So unless the Cowboys have decided to close their eyes so tight their eyelids hurt and go with Henson, and it doesn't seem they are inclined to do that just yet, they are going to need one of these guys - at least for part of the season.
And sure Bledsoe says he wants to play with the Cowboys. Out of a job, he probably wants to play with 30 other teams, too, just as Vinny.
"Dallas is intriguing for obvious reasons, with playing for my old coach and looking at the weapons they have offensively," Bledsoe said. "That's intriguing, but there a number of teams that are possible, and Dallas is one of those. That would be an interesting option, no question."

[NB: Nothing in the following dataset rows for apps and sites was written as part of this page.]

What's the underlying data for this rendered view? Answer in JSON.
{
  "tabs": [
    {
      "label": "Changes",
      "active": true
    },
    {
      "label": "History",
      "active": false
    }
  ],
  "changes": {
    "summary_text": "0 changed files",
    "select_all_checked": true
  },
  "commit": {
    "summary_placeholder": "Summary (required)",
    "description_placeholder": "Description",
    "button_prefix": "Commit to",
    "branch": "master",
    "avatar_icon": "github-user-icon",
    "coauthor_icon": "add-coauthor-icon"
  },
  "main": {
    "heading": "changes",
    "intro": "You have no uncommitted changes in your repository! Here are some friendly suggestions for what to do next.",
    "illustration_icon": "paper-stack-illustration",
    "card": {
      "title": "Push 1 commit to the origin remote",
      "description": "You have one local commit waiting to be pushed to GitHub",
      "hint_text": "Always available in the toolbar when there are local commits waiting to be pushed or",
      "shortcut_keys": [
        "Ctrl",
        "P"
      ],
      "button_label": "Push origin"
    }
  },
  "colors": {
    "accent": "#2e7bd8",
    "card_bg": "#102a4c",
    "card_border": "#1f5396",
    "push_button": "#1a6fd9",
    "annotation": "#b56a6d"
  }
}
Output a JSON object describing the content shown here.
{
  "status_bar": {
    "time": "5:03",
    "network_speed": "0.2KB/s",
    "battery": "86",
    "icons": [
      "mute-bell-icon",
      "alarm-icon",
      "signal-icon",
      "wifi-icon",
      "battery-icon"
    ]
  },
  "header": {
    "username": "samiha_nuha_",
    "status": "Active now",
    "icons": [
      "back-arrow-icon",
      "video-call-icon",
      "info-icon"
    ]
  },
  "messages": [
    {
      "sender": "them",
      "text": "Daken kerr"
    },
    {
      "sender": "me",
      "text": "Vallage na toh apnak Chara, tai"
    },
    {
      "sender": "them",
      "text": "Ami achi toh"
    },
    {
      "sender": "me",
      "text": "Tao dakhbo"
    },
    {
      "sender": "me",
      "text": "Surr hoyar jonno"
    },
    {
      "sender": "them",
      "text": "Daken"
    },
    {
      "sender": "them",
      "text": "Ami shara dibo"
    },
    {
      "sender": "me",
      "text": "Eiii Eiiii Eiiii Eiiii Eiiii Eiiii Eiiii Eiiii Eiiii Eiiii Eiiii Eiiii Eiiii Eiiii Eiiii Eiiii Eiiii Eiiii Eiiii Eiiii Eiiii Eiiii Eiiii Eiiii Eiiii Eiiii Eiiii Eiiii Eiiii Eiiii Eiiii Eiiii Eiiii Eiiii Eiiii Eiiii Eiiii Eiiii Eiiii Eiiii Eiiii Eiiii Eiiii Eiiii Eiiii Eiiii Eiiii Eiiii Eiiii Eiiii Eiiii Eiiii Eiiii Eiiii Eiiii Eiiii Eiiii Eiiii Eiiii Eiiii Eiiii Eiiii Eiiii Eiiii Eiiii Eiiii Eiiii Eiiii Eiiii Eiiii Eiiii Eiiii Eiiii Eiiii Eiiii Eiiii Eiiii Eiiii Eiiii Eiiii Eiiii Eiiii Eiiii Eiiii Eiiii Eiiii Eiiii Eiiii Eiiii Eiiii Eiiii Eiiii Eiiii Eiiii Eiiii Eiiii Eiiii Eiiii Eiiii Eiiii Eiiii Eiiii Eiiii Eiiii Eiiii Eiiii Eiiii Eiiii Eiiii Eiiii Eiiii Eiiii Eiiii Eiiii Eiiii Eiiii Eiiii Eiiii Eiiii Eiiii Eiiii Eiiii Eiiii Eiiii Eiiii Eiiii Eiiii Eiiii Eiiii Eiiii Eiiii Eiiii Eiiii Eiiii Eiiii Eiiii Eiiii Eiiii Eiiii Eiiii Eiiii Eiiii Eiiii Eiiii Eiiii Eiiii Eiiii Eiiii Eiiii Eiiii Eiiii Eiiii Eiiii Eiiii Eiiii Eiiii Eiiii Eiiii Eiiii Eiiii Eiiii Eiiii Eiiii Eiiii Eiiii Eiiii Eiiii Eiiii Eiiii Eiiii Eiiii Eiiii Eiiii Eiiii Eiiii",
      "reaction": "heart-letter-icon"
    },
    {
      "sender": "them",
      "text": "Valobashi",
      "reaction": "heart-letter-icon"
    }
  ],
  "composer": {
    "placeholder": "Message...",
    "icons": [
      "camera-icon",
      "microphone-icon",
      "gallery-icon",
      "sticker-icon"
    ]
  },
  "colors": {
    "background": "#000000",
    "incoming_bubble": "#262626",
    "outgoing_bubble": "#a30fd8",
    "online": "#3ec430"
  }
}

Now Bledsoe, at age 33 and being a Parcells' former first pick in the 1993 draft in New England, said during a conference call on Wednesday he can't see himself going somewhere to be a backup. True, but he really means that he doesn't see himself getting paid as a backup just yet. All he needs is two teams interested to insure that.
And, upon further review, the Cowboys aren't the only team in need of a quarterback - starter or backup. Check with Cleveland, Miami, San Francisco, Arizona, Chicago and possibly even Detroit, since head coach Steve Mariucci recently alluded to not being settled at quarterback with Joey Harrington.
Plus, it's not as if this pool of quarterbacks has a deep end - when it comes to guys you wouldn't mind being your starter. My guess is, when teams start sizing up these available quarterbacks, the top 10 will consist of (today) in no particular order: Hasselbeck, Bledsoe, Warner, Holcomb, Testaverde, Garcia, Brad Johnson, Mike McMahon, maybe Jim Miller and what the heck, Carter since at least he's started somewhat recently in the league.
After that (see complete list in Mick Shots) . . . . yuk.
The key thing, then, is not to purchase more than you can use - in other words don't pay so much for one of these hand-me-downs that it will paralyze your cap once you find a for-real guy. Or in the Cowboys' case, until Henson - or Romo, for that matter - is ready, if that still is a possibility.
"Not backing off of it in any way," Jones said of his original contention Henson has the potential to someday be the Cowboys' starting quarterback. "We have seen nothing that would indicate he doesn't have that kind of potential."
That would be a good thing . . . a real good thing. Because this free-agent quarterback market is overrun with spoiled goods.
Since Bledsoe technically still is property of Buffalo and with such a competitive free-agent market out there, Jones was very hesitant to say anything of substance about the veteran quarterback. But sources were saying back during the Super Bowl week that the Cowboys were anticipating the Bills releasing Bledsoe and already getting their ducks in a row on him.
According to the list of unrestricted free agents released by the NFLPA at the Super Bowl, here are the quarterbacks who should be available (by team), along with now Bledsoe, Garcia and Warner, and minus Brees: Ty Detmer, Shane Matthews, Kordell Stewart, Jeff George, Kelly Holcomb, Vinny Testaverde, Mike McMahon, Doug Pederson, Tony Banks, Sage Rosenfels, Gus Frerotte, Jim Miller, Jesse Palmer, Quincy Carter, Jeff Blake, Charlie Batch, Jamie Martin, Matt Hasselbeck, Brock Huard, Doug Johnson. Oh, and I suppose lame-arm Tim Couch is out there, too.
Now then, say what you want about Testaverde and Bledsoe, but among these aforementioned quarterbacks, and assuming Hasselbeck there come Tuesday, this is sure slim pickings. Who else? Maybe Warner or Holcomb, but that's about it, no?
As for making the switch to a 3-4 defense, Jones said those ideas still are "evolving and we're looking at everything, personnel-wise." . . . And as for having to make decisions on several veteran players with roster bonuses due come March 2, Jones said, "Yes, we do," and when asked if he's had contact with some of their agents already, he said, "Some yes," but wouldn't discuss anyone specifically - namely Dexter Coakley, due a $500,000 roster bonus.